Ways to teach effective sex education and physical safety to preschoolers

Tuesday, 18/10/2022, 15:10 (GMT+7)

Sex education is a journey that starts from the moment the child is aware of their different body parts. The journey is not always easy. Discussion about the topic may be difficult, thus seeking and learning from a wide variety of sources to teach the child is essential. Below are some suggestions regarding sex education to help parents protect their children from abuse.

1. Tips for effective sex education for preschool children

  • Encourage your child to talk about their feelings from an early age, then it will be easier for them to share with adults when they feel safe or unsafe.
  • Tell your children that the human body is very intelligent, and it will let them know if something is unusual and “unsafe”, such as a faster heartbeat or a stomachache.
  • Help your children choose and list 3-5 adults they trust most, with whom they can share any concerns.
  • Practice saying “No!” in unsafe situations, such as when someone looks, touches or talks about their body or private body parts in ways that make them uncomfortable.
  • Teach your children to respect others’ physical boundaries. If someone says “No,” they have to respect and accept their boundaries.
  • Encourage your children to speak up to protect others. They should say “Stop” if they see a friend being touched in unusual ways and share the story with a trusted adult.

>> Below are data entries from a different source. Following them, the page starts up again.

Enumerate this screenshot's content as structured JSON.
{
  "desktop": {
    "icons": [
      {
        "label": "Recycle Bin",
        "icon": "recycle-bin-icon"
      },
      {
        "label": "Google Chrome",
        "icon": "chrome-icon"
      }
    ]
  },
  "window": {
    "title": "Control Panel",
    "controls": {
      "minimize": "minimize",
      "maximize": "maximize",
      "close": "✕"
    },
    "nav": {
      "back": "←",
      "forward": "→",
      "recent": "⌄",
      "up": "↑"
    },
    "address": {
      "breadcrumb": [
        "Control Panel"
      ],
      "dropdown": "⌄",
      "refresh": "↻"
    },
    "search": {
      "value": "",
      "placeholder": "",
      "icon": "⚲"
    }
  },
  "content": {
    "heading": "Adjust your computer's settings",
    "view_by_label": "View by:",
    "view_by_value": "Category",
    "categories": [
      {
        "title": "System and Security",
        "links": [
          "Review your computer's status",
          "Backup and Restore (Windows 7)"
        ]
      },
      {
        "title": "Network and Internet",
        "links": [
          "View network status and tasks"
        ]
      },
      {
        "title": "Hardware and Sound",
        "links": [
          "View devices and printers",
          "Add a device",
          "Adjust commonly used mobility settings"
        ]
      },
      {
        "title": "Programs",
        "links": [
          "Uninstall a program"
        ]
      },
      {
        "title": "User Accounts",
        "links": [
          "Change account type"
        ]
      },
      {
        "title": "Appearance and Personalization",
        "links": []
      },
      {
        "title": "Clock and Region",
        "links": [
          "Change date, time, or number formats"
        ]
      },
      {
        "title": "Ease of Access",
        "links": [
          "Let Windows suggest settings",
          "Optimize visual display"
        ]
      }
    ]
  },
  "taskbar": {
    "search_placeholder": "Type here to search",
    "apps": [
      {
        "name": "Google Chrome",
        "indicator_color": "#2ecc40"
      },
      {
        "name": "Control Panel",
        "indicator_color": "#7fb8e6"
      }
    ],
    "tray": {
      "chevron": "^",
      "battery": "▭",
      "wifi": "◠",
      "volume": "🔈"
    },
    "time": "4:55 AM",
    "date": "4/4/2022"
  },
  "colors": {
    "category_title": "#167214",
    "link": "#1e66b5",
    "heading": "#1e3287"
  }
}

2. Effective sex education methods and tools for children

At Vinschool Kindergarten, children are equipped with self-protection knowledge and skills through a variety of activities. In particular, during Social-Emotional Learning (SEL) periods, they can learn about:

  • Gender and private body parts

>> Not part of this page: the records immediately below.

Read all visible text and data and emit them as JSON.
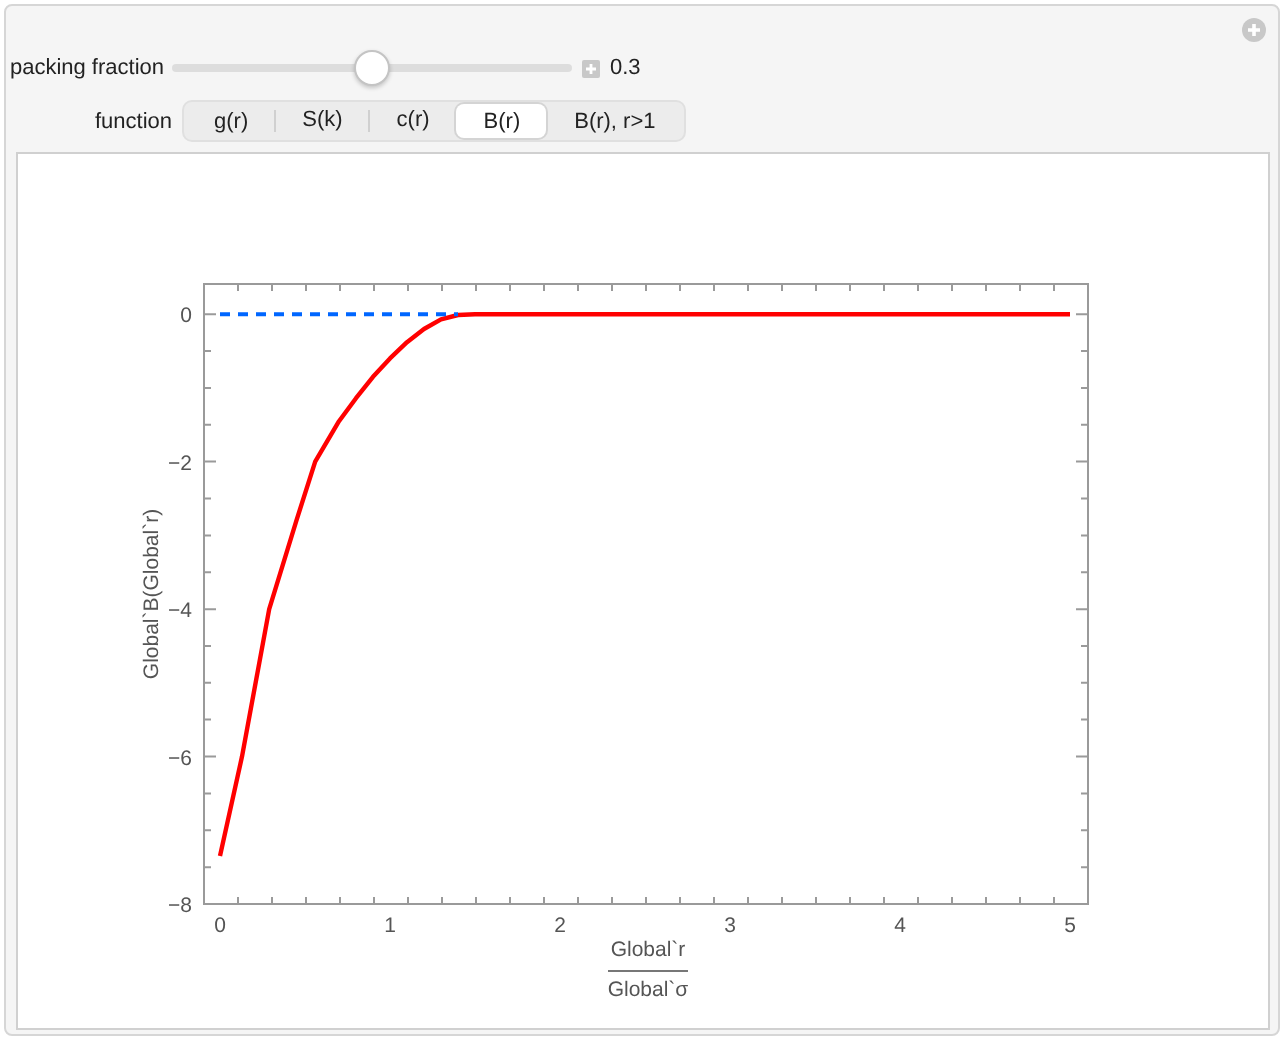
{
  "controls": {
    "slider": {
      "label": "packing fraction",
      "level": 0.5,
      "reading": "0.3"
    },
    "setter": {
      "label": "function",
      "options": [
        {
          "label": "g(r)",
          "selected": false
        },
        {
          "label": "S(k)",
          "selected": false
        },
        {
          "label": "c(r)",
          "selected": false
        },
        {
          "label": "B(r)",
          "selected": true
        },
        {
          "label": "B(r), r>1",
          "selected": false
        }
      ]
    }
  },
  "plot": {
    "chart_data": {
      "type": "line",
      "ylabel": "Global`B(Global`r)",
      "x": [
        0,
        0.13,
        0.29,
        0.45,
        0.56,
        0.7,
        0.8,
        0.9,
        1.0,
        1.1,
        1.2,
        1.3,
        1.4,
        1.5,
        2,
        3,
        4,
        5
      ],
      "series": [
        {
          "color": "#ff0000",
          "line_style": "solid",
          "values": [
            -7.35,
            -6,
            -4,
            -2.8,
            -2,
            -1.45,
            -1.14,
            -0.85,
            -0.6,
            -0.38,
            -0.2,
            -0.07,
            -0.01,
            0,
            0,
            0,
            0,
            0
          ]
        },
        {
          "color": "#0066ff",
          "line_style": "dashed",
          "values": [
            0,
            0,
            0,
            0,
            0,
            0,
            0,
            0,
            0,
            0,
            0,
            0,
            0,
            null,
            null,
            null,
            null,
            null
          ]
        }
      ],
      "xlim": [
        -0.094,
        5.106
      ],
      "ylim": [
        -8,
        0.41
      ],
      "xticks": [
        0,
        1,
        2,
        3,
        4,
        5
      ],
      "yticks": [
        {
          "value": -8,
          "label": "−8"
        },
        {
          "value": -6,
          "label": "−6"
        },
        {
          "value": -4,
          "label": "−4"
        },
        {
          "value": -2,
          "label": "−2"
        },
        {
          "value": 0,
          "label": "0"
        }
      ]
    },
    "x_label": {
      "numerator": "Global`r",
      "denominator": "Global`σ"
    }
  }
}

Private body parts (including mouth, chest, area between two thighs, and buttocks) are taught through sex education videos and activities for preschool children, in which the children are taught to respect the boundaries of their own and others’ bodies.

  • Identify “Good touch” and “Bad touch”

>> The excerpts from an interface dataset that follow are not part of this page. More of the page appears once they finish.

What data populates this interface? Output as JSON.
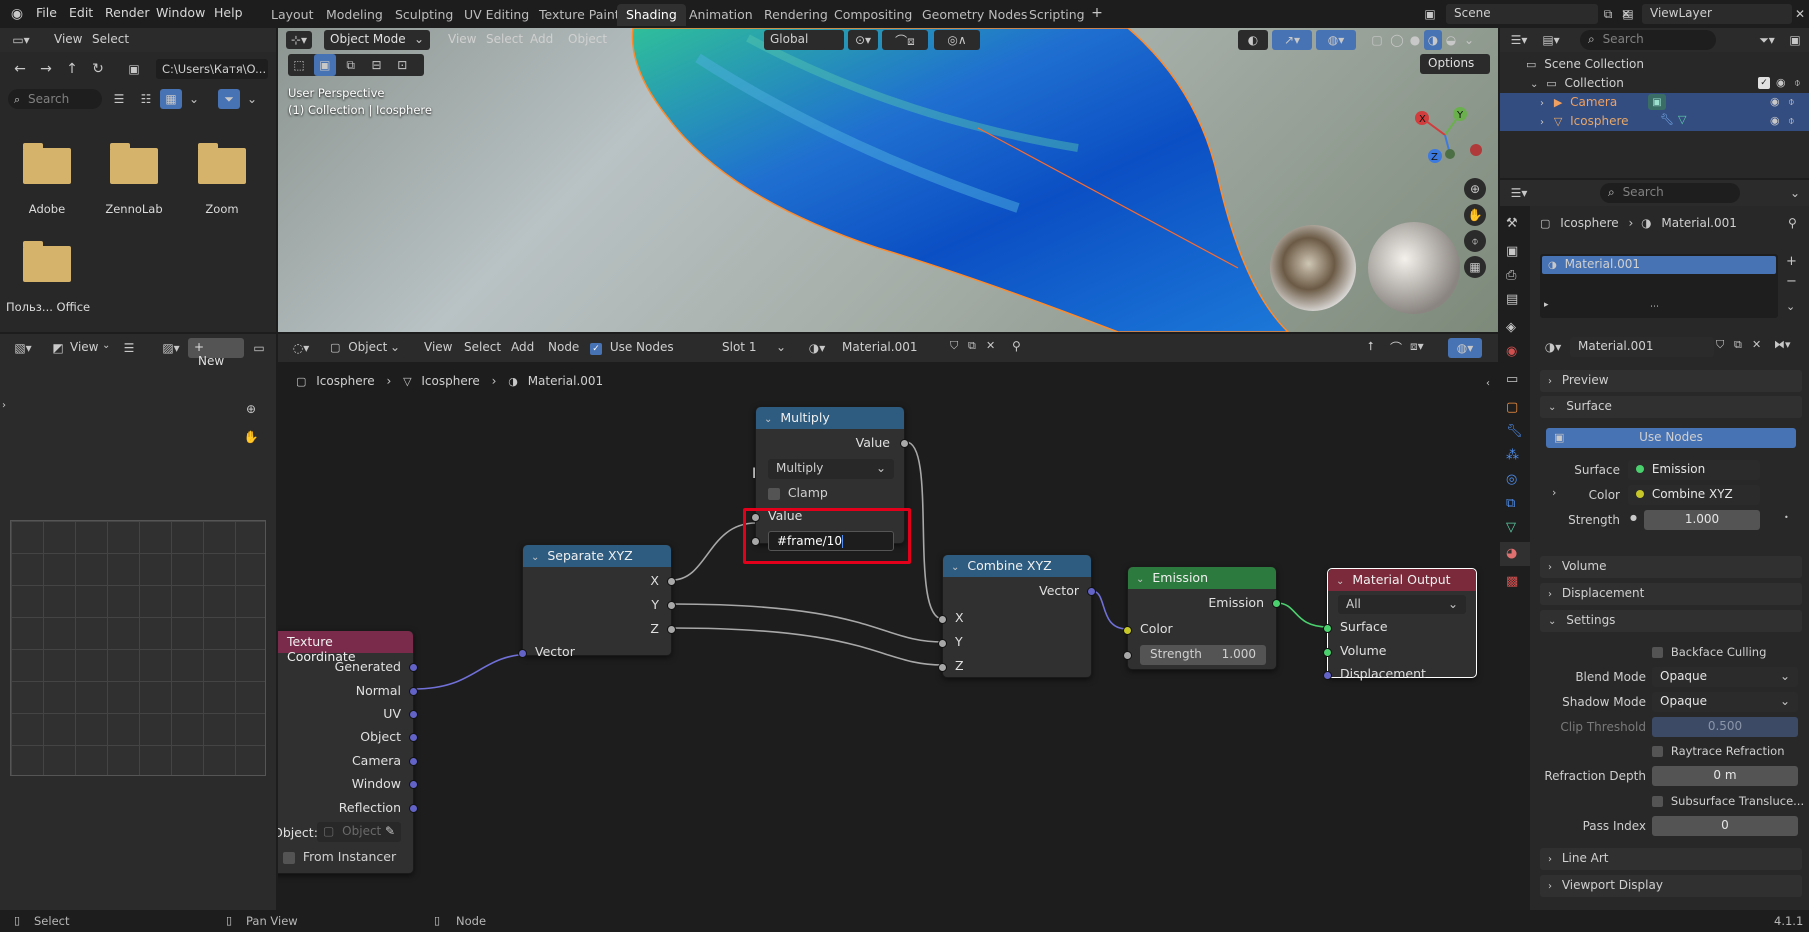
{
  "topbar": {
    "menus": [
      "File",
      "Edit",
      "Render",
      "Window",
      "Help"
    ],
    "workspaces": [
      "Layout",
      "Modeling",
      "Sculpting",
      "UV Editing",
      "Texture Paint",
      "Shading",
      "Animation",
      "Rendering",
      "Compositing",
      "Geometry Nodes",
      "Scripting"
    ],
    "active_workspace": "Shading",
    "scene": "Scene",
    "view_layer": "ViewLayer"
  },
  "file_browser": {
    "menus": [
      "View",
      "Select"
    ],
    "path": "C:\\Users\\Катя\\O...",
    "search_placeholder": "Search",
    "folders": [
      "Adobe",
      "ZennoLab",
      "Zoom",
      "Польз... Office"
    ]
  },
  "viewport": {
    "mode": "Object Mode",
    "menus": [
      "View",
      "Select",
      "Add",
      "Object"
    ],
    "transform": "Global",
    "options": "Options",
    "perspective": "User Perspective",
    "collection_label": "(1) Collection | Icosphere"
  },
  "outliner": {
    "search_placeholder": "Search",
    "scene_collection": "Scene Collection",
    "collection": "Collection",
    "camera": "Camera",
    "icosphere": "Icosphere"
  },
  "image_editor": {
    "view": "View",
    "new": "New"
  },
  "node_editor": {
    "editor_type": "Object",
    "menus": [
      "View",
      "Select",
      "Add",
      "Node"
    ],
    "use_nodes": "Use Nodes",
    "slot": "Slot 1",
    "material": "Material.001",
    "breadcrumb": [
      "Icosphere",
      "Icosphere",
      "Material.001"
    ]
  },
  "nodes": {
    "multiply": {
      "title": "Multiply",
      "out": "Value",
      "op": "Multiply",
      "clamp": "Clamp",
      "in_value": "Value",
      "expr": "#frame/10"
    },
    "separate": {
      "title": "Separate XYZ",
      "x": "X",
      "y": "Y",
      "z": "Z",
      "vector": "Vector"
    },
    "combine": {
      "title": "Combine XYZ",
      "vector": "Vector",
      "x": "X",
      "y": "Y",
      "z": "Z"
    },
    "emission": {
      "title": "Emission",
      "out": "Emission",
      "color": "Color",
      "strength_label": "Strength",
      "strength": "1.000"
    },
    "output": {
      "title": "Material Output",
      "target": "All",
      "surface": "Surface",
      "volume": "Volume",
      "displacement": "Displacement"
    },
    "texcoord": {
      "title": "Texture Coordinate",
      "outputs": [
        "Generated",
        "Normal",
        "UV",
        "Object",
        "Camera",
        "Window",
        "Reflection"
      ],
      "object_label": "Object:",
      "object_placeholder": "Object",
      "from_instancer": "From Instancer"
    }
  },
  "properties": {
    "search_placeholder": "Search",
    "object": "Icosphere",
    "material": "Material.001",
    "slot_item": "Material.001",
    "material_field": "Material.001",
    "sections": {
      "preview": "Preview",
      "surface": "Surface",
      "volume": "Volume",
      "displacement": "Displacement",
      "settings": "Settings",
      "line_art": "Line Art",
      "viewport_display": "Viewport Display"
    },
    "use_nodes": "Use Nodes",
    "surface_label": "Surface",
    "surface_value": "Emission",
    "color_label": "Color",
    "color_value": "Combine XYZ",
    "strength_label": "Strength",
    "strength_value": "1.000",
    "backface": "Backface Culling",
    "blend_label": "Blend Mode",
    "blend_value": "Opaque",
    "shadow_label": "Shadow Mode",
    "shadow_value": "Opaque",
    "clip_label": "Clip Threshold",
    "clip_value": "0.500",
    "raytrace": "Raytrace Refraction",
    "refr_label": "Refraction Depth",
    "refr_value": "0 m",
    "sss": "Subsurface Transluce...",
    "pass_label": "Pass Index",
    "pass_value": "0"
  },
  "statusbar": {
    "select": "Select",
    "pan": "Pan View",
    "node": "Node",
    "version": "4.1.1"
  },
  "colors": {
    "accent": "#4772b3",
    "highlight": "#e3001b",
    "camera_text": "#f0a060",
    "icosphere_text": "#e6a76a"
  }
}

Parents can share children’s stories like “It’s My Body” by Lory Freeman, so that they can apply these insights to their daily life.

  • The three-step rule of “No-Go-Tell”

This rule means if your child or their friend is in a situation where they feel uncomfortable, they should say “No” out loud, “Run” to a safe place, and “Tell” it to you, their teacher, or another trusted adult.

In addition, you can refer to the 5-finger rules through the song “5 pretty fingers” on VTV7 (Vietnam’s TV channel for education) and the “6-petal rule to avoid abuse” when providing sex education for your pre-school child. This helps your children protect themselves and avoid abuse. These are extremely essential lessons which need to be taught to your children throughout their childhood development.

References: Motherly.